Causal identification of transit-induced gentrification and spatial spillover effects: The case of the Denver light rail
place - north america, place - urban, mode - tram/light rail, land use - impacts
Spatial difference-in-differences, Causal identification, Urban rail, Gentrification, Spatial spillover effects, Unobserved heterogeneity
We test the hypothesis of transit-induced gentrification for the Regional Transportation District light rail system in Denver, CO. We use a quasi-experimental spatial econometric approach, the spatial difference-in-differences model, to measure the causal relationship between urban rail investments and gentrification, which allows us to capture the average direct and indirect (spatial spillover) effects of urban rail on several socioeconomic measures of gentrification. We further account for unobserved heterogeneity and spatial dependence via the use of a panel data estimator with spatial error components. Our analysis shows that the installation of a light rail station significantly increases household income and housing values in neighborhoods up to one mile from the station.
Permission to publish the abstract has been given by Elsevier, copyright remains with them.

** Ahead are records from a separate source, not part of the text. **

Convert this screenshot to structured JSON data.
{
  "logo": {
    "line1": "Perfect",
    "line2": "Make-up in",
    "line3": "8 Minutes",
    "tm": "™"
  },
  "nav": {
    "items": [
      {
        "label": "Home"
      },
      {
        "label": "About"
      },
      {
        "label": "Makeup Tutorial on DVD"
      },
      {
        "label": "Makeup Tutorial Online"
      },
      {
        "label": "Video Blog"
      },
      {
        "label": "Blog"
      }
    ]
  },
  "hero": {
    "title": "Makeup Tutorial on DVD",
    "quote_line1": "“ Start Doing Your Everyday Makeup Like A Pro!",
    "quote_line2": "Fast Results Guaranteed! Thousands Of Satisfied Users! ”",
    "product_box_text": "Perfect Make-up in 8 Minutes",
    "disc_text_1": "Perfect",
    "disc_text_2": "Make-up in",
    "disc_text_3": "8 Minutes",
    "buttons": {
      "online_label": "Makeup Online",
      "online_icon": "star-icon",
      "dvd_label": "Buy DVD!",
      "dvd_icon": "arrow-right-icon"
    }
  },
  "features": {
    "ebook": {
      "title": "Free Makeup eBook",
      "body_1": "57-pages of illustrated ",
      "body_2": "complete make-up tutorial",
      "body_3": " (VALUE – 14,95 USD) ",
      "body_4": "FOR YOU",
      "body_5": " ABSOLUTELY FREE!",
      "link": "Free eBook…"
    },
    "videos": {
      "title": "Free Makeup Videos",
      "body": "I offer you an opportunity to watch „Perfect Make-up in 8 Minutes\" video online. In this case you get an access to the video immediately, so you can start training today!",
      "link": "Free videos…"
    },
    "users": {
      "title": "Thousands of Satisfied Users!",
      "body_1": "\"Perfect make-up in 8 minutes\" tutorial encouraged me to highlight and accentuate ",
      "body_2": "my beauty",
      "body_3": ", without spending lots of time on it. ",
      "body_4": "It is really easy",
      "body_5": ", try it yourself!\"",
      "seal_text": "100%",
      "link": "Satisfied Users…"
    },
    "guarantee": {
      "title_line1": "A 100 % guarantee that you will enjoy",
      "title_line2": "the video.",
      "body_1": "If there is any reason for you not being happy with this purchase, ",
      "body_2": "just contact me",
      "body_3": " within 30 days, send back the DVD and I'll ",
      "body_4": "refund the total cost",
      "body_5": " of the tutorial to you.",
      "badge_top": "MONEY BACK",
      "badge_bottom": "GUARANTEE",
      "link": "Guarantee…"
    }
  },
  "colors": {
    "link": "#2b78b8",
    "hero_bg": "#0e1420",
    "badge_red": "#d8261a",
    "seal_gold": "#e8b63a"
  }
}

Bardaka, E., Delgado, M.S., & Florax, R.J.G.M. (2018). Causal identification of transit-induced gentrification and spatial spillover effects: The case of the Denver light rail. Journal of Transport Geography, Vol. 71, pp. 15-31.